Law enforcement officials in Massachusetts are working with veterinarians to get ahead of what could be a growing problem: People taking opioid drugs that were prescribed to their pets.
Middlesex County District Attorney Marian T. Ryan wrote a letter that will be printed in the Massachusetts Veterinary Medical Association newsletter early next week describing the case of a woman who couldn't understand why her pet was still in pain despite being prescribed pain medication. The woman eventually figured out that a family member had been taking the pills.
The vet association is working with the Massachusetts Department of Public Health as well as the district attorney's office to create handouts that tell people how to store and dispose of opioids. The groups also plan to educate vets on the signs of drug misuse, including owners who seek drugs without evidence that a pet needed them, refuse to bring their pet in for an exam, and try to refill prescriptions early.

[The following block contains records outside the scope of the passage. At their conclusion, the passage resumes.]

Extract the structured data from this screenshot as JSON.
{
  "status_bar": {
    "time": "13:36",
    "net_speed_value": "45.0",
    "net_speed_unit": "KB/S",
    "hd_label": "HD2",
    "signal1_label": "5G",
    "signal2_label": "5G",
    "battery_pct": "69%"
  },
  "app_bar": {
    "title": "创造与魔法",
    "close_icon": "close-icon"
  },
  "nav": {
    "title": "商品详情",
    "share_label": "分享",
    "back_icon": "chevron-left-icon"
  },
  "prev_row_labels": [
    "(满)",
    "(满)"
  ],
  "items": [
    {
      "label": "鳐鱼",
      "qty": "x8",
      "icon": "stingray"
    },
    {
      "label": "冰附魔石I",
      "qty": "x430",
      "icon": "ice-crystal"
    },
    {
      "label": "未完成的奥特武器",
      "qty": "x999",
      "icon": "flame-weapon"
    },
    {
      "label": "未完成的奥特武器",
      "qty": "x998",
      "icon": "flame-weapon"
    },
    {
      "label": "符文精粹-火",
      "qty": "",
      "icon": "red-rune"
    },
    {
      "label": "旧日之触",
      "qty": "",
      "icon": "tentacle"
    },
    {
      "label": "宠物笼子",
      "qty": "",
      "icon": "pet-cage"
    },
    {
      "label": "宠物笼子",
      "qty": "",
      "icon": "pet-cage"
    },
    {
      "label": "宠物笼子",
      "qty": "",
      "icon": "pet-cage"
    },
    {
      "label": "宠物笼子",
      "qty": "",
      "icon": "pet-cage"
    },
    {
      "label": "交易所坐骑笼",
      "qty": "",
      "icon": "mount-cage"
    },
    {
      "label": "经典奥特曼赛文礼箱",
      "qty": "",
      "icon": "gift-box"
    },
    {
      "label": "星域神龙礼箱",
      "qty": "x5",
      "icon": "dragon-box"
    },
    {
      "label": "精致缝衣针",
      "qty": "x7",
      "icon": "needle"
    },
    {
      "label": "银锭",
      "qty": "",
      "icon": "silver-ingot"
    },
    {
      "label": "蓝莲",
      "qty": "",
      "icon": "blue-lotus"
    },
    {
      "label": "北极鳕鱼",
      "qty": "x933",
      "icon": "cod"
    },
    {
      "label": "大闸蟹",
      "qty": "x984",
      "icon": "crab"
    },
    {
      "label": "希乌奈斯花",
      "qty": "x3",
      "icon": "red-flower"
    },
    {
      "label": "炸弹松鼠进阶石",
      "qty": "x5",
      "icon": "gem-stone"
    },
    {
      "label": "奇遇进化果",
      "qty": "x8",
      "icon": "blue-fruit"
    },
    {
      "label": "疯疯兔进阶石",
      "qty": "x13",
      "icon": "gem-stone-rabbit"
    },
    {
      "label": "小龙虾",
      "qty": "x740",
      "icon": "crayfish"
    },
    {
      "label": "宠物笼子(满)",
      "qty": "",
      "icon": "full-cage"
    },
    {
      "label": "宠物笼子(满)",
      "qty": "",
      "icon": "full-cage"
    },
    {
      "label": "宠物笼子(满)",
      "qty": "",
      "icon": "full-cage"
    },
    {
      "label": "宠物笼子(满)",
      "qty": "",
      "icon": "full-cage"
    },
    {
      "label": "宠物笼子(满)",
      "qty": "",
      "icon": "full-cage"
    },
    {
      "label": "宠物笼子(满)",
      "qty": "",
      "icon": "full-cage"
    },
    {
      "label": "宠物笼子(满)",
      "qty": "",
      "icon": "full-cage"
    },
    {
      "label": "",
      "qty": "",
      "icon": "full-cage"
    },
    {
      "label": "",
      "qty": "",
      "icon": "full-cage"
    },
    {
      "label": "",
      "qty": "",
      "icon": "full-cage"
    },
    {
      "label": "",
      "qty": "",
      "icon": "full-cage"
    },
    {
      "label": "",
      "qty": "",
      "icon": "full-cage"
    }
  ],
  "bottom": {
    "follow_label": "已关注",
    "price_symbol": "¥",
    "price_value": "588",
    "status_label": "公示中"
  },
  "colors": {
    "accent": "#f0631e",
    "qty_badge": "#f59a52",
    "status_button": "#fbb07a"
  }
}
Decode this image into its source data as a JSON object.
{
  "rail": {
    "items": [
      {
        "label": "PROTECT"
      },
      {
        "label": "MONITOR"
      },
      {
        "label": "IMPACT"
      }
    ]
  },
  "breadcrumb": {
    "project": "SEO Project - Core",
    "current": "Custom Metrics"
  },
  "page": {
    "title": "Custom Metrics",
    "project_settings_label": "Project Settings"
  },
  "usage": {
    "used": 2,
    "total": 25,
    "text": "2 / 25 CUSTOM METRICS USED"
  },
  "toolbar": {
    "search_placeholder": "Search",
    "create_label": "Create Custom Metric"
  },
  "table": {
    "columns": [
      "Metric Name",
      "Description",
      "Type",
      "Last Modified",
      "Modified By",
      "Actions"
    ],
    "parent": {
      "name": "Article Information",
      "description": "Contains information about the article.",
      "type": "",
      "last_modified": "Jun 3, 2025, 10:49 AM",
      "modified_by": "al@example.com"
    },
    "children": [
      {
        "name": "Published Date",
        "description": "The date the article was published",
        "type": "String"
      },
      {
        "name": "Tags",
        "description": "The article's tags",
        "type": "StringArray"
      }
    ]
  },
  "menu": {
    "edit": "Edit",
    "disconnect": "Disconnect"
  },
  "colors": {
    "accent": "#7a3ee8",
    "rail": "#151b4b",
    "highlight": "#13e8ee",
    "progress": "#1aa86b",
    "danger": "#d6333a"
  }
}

Vets will also be advised to learn who lives in their clients' homes as it may be other family members who try to siphon or replace pills.
Susan Curtis, executive director of MVMA, said the group will offer continuing education seminars for veterinarians, vet techs, and animal control officers where law enforcement officials will discuss the issue of people stealing drugs meant for pets. Curtis told the Boston Globe that they don't know how common pet drug theft is—and added that it doesn't appear to be a serious problem yet—but they want to prevent it from getting any worse. "We're being proactive," Curtis said. "We're trying to close the door."
It seems Massachusetts isn't the only state experiencing this problem. Lexi Becker, a vet near Albany, New York, told the local NBC affiliate yesterday that she's heard of cases where people intentionally harmed their pets in order to get their vet to write a script for a painkiller called tramadol, which is often used to manage animal arthritis, because it's cheaper than oxycodone. A New York State law limits initial tramadol prescriptions to a seven-day course.
As the Wall Street Journal reported in October, the synthetic painkiller is already commonly abused in parts of the developing world. Between 2000 and 2012, global consumption of the drug increased by nearly 200 percent, according to the International Narcotics Control Board.
While it's still too early to say how common abuse of tramadol is in the US, there are signs that the problem may be spreading: Last year, a veterinary clinic in Cleveland was robbed of its entire supply of tramadol. In November, police in Oregon confiscated 100,000 tramadol pills during a raid of a dog-breeding operation. The US Substance Abuse and Mental Health Services Administration reported that emergency room visits related to tramadol misuse more than tripled from 2005 to 2011, from 6,255 visits to 21,649 visits.